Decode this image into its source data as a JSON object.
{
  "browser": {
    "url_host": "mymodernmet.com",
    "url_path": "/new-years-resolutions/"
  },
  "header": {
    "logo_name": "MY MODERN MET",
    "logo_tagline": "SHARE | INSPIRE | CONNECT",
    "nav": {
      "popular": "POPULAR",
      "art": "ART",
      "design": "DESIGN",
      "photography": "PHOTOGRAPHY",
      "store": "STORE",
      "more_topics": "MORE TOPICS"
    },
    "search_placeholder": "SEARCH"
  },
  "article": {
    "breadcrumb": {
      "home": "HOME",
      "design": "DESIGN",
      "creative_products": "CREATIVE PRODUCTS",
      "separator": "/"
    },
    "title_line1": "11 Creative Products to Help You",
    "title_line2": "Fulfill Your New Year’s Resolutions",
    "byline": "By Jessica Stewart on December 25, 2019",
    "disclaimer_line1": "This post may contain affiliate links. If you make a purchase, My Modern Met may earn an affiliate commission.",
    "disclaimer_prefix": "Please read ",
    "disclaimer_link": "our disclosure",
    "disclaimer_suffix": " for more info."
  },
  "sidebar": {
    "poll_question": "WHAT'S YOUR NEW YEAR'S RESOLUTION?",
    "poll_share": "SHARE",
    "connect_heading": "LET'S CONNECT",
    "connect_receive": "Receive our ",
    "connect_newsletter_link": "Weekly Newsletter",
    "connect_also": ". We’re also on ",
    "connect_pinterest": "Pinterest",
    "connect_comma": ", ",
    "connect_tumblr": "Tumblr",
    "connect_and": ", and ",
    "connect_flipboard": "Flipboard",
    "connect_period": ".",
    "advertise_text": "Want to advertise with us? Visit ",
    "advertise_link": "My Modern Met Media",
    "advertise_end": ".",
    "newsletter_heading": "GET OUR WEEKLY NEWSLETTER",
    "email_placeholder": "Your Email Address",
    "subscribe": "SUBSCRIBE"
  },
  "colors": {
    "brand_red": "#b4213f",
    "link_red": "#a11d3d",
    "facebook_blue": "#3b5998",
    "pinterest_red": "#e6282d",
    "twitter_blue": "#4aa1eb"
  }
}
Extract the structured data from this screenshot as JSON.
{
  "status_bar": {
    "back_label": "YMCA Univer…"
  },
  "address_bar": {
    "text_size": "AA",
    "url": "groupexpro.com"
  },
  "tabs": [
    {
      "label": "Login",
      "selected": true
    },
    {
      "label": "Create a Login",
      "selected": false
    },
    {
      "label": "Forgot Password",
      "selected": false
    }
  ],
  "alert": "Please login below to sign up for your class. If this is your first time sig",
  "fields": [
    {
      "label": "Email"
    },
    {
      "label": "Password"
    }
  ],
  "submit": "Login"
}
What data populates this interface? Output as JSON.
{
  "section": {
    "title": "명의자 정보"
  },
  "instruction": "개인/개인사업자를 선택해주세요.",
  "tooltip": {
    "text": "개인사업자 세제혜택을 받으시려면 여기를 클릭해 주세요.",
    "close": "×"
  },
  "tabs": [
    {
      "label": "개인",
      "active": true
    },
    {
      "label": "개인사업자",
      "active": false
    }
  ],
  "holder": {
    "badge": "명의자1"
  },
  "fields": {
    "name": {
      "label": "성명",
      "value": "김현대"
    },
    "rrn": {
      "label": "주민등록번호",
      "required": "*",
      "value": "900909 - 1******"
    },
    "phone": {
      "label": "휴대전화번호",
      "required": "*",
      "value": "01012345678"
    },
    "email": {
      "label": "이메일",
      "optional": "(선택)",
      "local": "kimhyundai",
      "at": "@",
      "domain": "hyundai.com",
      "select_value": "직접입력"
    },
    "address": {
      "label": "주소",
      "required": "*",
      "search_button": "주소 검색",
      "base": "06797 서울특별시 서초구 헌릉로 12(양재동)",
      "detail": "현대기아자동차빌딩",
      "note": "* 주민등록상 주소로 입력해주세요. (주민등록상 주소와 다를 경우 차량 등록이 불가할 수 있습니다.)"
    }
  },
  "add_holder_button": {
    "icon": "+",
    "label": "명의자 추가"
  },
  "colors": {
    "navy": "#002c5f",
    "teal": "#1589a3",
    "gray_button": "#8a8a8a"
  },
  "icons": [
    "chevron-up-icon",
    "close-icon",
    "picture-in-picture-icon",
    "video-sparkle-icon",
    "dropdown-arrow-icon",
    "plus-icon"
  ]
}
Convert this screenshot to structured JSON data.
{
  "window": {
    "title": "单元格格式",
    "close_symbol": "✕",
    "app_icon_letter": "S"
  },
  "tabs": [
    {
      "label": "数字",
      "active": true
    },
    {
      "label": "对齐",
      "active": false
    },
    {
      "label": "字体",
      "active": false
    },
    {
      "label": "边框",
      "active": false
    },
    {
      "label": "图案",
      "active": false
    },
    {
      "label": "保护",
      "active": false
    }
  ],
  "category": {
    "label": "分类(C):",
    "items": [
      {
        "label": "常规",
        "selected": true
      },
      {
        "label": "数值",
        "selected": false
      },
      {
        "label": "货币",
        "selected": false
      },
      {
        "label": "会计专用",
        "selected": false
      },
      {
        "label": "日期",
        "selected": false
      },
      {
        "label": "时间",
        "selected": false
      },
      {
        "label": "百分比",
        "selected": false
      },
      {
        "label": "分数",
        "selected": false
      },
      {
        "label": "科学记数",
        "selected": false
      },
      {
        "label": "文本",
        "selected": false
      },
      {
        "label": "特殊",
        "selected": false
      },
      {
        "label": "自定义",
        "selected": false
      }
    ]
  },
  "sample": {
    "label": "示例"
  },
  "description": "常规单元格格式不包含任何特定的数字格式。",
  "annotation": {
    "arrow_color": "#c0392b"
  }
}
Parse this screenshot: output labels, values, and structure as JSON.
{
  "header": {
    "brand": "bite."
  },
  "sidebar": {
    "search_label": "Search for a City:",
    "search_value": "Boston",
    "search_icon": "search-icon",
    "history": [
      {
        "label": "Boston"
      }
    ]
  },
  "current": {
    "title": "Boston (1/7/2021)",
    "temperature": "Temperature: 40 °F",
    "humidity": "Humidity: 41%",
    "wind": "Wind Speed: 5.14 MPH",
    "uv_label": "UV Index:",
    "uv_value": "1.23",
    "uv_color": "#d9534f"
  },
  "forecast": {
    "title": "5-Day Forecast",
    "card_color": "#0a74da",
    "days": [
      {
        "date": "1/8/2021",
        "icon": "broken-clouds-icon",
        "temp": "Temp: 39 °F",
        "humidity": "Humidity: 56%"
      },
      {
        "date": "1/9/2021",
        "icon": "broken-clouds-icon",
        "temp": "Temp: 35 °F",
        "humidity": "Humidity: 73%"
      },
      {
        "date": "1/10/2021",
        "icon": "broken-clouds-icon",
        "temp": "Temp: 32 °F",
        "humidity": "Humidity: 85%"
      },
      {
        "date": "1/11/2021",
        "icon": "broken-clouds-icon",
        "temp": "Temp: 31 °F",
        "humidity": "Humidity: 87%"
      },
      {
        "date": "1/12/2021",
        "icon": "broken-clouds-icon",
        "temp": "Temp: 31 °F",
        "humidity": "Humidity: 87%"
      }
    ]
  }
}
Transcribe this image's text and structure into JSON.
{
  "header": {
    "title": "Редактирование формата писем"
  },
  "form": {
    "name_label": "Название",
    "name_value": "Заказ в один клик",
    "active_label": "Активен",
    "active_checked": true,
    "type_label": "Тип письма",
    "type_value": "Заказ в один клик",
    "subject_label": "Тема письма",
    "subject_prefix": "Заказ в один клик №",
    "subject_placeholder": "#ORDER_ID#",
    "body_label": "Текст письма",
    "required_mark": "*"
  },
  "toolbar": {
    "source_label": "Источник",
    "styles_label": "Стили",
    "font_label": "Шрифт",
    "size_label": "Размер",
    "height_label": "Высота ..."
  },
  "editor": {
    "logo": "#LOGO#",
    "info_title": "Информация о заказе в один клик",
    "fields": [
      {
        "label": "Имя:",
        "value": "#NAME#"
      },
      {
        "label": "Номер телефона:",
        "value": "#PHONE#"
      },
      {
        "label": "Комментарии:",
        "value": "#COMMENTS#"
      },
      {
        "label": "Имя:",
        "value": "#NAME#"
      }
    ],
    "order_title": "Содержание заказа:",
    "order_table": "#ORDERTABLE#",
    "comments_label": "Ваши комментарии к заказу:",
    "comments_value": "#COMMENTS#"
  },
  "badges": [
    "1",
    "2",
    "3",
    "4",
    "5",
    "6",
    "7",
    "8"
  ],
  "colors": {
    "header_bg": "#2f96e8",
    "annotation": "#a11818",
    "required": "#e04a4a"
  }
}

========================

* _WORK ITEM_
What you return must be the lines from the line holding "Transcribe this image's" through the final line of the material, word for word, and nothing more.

* _OUTPUT FOR THIS EXERCISE_
Transcribe this image's text and structure into JSON.
{
  "header": {
    "title": "Редактирование формата писем"
  },
  "form": {
    "name_label": "Название",
    "name_value": "Заказ в один клик",
    "active_label": "Активен",
    "active_checked": true,
    "type_label": "Тип письма",
    "type_value": "Заказ в один клик",
    "subject_label": "Тема письма",
    "subject_prefix": "Заказ в один клик №",
    "subject_placeholder": "#ORDER_ID#",
    "body_label": "Текст письма",
    "required_mark": "*"
  },
  "toolbar": {
    "source_label": "Источник",
    "styles_label": "Стили",
    "font_label": "Шрифт",
    "size_label": "Размер",
    "height_label": "Высота ..."
  },
  "editor": {
    "logo": "#LOGO#",
    "info_title": "Информация о заказе в один клик",
    "fields": [
      {
        "label": "Имя:",
        "value": "#NAME#"
      },
      {
        "label": "Номер телефона:",
        "value": "#PHONE#"
      },
      {
        "label": "Комментарии:",
        "value": "#COMMENTS#"
      },
      {
        "label": "Имя:",
        "value": "#NAME#"
      }
    ],
    "order_title": "Содержание заказа:",
    "order_table": "#ORDERTABLE#",
    "comments_label": "Ваши комментарии к заказу:",
    "comments_value": "#COMMENTS#"
  },
  "badges": [
    "1",
    "2",
    "3",
    "4",
    "5",
    "6",
    "7",
    "8"
  ],
  "colors": {
    "header_bg": "#2f96e8",
    "annotation": "#a11818",
    "required": "#e04a4a"
  }
}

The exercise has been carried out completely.